For every line in the records that has the word "true", make a copy.
————
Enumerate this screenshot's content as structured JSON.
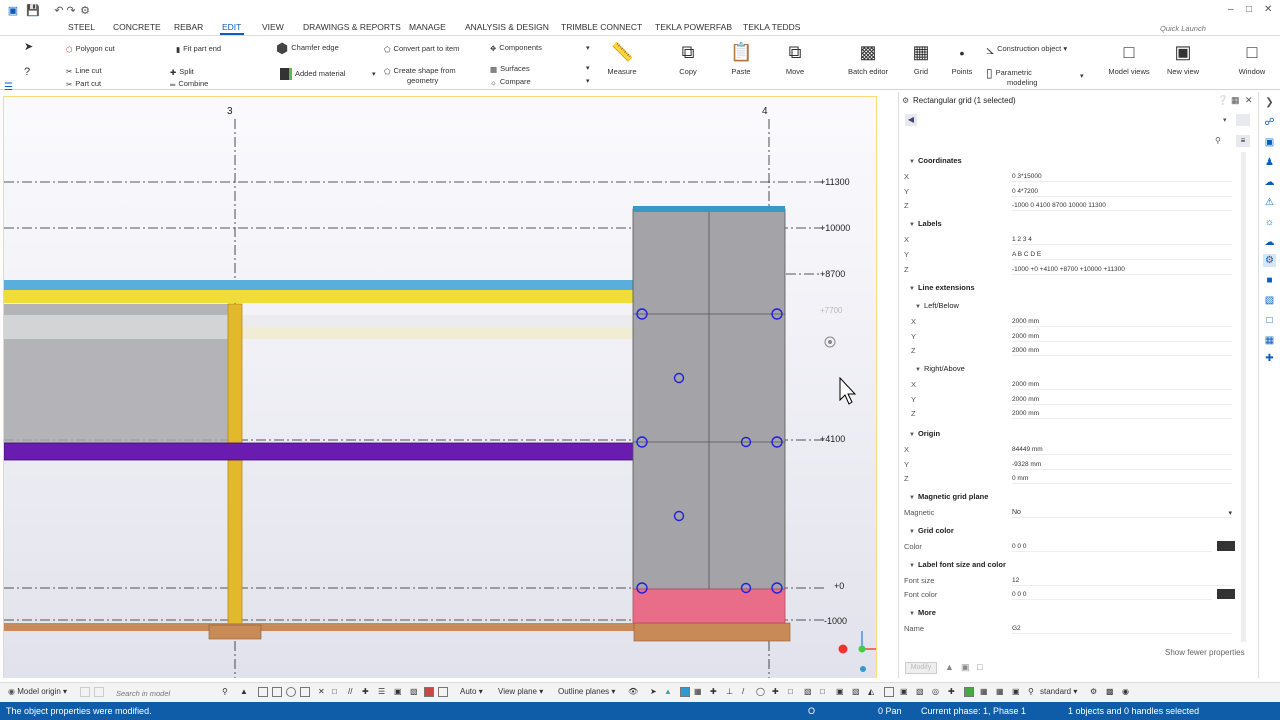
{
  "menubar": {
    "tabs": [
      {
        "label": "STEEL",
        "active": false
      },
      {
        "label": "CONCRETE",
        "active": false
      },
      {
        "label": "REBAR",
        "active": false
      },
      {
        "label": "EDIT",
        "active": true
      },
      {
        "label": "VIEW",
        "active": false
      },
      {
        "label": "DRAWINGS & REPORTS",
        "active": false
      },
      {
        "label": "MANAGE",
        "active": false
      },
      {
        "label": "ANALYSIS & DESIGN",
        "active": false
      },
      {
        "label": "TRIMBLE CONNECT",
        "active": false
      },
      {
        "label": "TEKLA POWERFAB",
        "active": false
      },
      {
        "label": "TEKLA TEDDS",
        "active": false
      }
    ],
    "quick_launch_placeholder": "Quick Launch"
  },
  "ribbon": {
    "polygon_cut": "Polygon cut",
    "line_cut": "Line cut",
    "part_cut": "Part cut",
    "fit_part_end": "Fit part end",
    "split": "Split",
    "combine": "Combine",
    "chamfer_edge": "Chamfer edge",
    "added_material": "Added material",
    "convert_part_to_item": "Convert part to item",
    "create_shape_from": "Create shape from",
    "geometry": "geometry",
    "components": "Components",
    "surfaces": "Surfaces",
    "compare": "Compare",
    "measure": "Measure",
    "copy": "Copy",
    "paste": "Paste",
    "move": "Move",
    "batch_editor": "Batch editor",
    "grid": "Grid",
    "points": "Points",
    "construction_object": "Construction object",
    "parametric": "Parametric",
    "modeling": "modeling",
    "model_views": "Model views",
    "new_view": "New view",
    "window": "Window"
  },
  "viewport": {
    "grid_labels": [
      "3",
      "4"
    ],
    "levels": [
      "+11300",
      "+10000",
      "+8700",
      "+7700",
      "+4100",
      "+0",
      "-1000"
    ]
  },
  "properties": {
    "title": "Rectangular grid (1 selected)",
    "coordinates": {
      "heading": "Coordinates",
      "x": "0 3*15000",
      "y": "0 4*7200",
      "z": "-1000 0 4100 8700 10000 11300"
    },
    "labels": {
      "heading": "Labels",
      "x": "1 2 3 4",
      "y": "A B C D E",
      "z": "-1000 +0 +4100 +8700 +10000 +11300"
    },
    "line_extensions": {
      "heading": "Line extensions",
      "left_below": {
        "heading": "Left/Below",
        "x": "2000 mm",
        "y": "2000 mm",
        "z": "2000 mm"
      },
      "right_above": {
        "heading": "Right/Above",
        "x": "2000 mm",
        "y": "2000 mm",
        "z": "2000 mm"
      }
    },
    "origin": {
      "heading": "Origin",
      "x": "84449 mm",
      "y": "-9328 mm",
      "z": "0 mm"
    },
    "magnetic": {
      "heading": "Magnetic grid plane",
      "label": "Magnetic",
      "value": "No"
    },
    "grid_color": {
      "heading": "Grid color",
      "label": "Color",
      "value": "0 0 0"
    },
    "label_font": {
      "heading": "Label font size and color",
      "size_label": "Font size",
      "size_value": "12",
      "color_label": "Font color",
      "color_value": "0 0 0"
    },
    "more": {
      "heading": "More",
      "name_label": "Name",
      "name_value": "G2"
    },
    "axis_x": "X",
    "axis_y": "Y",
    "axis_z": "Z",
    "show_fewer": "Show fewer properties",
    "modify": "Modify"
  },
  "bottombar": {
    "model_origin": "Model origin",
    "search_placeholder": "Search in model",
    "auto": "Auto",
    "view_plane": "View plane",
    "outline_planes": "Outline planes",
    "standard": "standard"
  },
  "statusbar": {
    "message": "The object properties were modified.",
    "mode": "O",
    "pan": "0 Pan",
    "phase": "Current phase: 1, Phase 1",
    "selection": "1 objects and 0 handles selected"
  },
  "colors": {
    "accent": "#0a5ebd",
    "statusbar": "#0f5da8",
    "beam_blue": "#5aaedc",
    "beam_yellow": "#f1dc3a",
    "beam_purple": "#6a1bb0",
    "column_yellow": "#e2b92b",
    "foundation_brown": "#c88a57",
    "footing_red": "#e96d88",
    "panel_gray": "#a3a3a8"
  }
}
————
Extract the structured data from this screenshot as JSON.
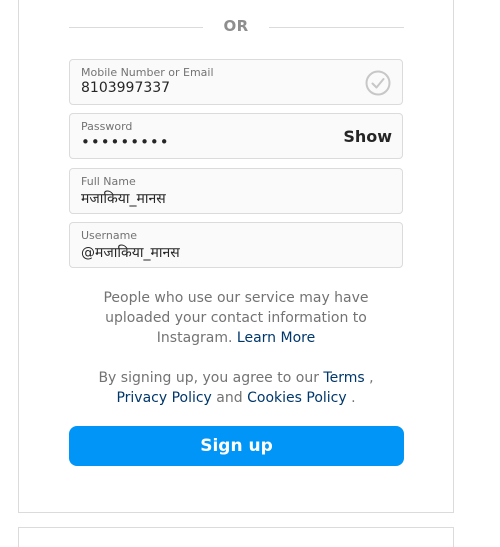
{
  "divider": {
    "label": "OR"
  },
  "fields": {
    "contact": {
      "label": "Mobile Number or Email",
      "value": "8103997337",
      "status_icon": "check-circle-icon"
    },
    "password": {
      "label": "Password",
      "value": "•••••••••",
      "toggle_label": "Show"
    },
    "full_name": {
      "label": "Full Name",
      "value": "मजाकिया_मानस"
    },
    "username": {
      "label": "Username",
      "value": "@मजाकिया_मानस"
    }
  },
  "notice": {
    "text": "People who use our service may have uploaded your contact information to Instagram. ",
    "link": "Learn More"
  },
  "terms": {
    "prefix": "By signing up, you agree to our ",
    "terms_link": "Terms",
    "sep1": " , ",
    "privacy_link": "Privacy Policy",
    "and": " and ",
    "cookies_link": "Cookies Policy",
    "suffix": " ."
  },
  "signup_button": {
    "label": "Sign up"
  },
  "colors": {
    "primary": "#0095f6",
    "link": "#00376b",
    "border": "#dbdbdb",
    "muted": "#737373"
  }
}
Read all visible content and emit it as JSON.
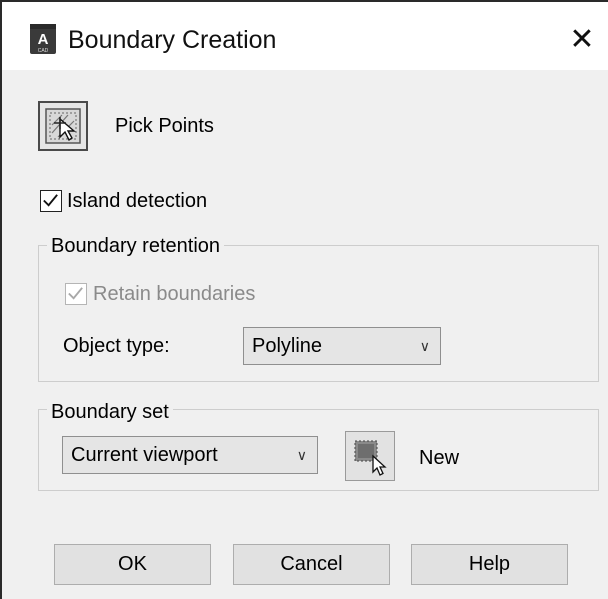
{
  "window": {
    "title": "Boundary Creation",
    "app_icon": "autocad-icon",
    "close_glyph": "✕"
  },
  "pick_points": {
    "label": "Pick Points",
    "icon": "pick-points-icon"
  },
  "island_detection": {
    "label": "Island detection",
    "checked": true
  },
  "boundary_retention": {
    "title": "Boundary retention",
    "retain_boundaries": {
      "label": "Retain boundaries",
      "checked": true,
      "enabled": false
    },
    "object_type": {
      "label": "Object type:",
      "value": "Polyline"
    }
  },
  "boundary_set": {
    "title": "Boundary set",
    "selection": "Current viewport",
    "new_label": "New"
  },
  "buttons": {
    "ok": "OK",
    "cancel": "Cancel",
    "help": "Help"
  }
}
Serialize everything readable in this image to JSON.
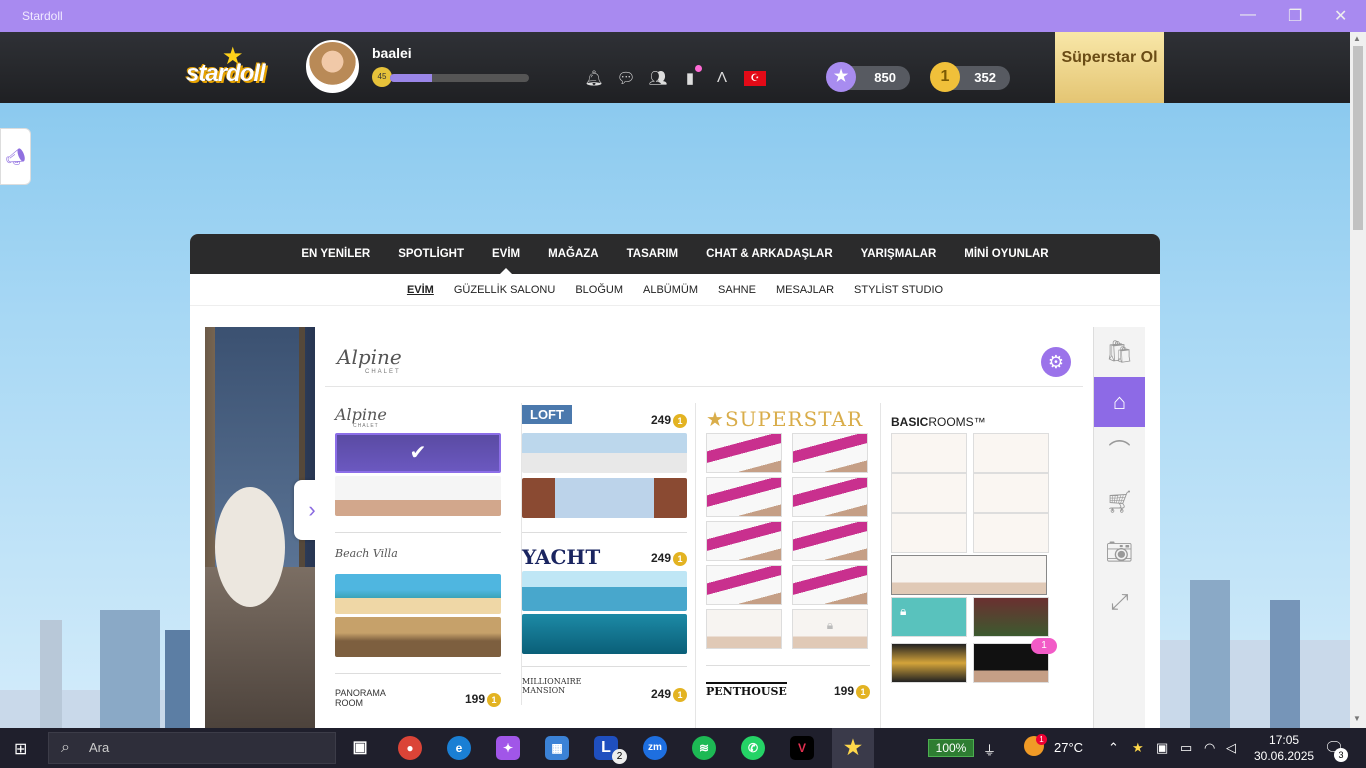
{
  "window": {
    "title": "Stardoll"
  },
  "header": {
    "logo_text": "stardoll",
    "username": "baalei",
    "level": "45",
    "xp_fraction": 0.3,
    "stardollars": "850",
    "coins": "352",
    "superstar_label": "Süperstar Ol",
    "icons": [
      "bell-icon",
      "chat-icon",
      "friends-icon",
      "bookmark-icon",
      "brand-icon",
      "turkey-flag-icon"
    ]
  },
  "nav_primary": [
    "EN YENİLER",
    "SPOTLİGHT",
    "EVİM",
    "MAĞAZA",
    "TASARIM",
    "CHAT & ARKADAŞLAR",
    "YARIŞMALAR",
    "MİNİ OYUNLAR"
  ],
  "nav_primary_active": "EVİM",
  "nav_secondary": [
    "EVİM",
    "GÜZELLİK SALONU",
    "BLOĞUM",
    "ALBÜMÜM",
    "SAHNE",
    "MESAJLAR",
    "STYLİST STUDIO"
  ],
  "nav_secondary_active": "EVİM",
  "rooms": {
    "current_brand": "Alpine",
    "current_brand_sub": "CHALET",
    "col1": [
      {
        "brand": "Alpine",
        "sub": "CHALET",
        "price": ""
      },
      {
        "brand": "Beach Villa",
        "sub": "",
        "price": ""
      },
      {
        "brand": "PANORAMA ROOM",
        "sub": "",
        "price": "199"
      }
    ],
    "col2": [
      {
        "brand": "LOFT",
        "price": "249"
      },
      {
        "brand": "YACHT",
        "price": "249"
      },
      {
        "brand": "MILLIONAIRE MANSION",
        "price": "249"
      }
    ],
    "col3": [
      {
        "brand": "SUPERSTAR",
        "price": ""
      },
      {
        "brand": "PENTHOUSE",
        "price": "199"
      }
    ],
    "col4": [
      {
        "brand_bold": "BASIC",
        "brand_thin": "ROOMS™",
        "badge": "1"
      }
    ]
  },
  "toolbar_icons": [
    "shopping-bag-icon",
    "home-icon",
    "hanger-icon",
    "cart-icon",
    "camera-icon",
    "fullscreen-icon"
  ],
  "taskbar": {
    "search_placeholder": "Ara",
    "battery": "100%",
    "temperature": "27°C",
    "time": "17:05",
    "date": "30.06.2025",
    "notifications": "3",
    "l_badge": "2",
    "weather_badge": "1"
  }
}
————
**TASK RESPONSE:**
        "active": true
    "checked": true
      "checked": true,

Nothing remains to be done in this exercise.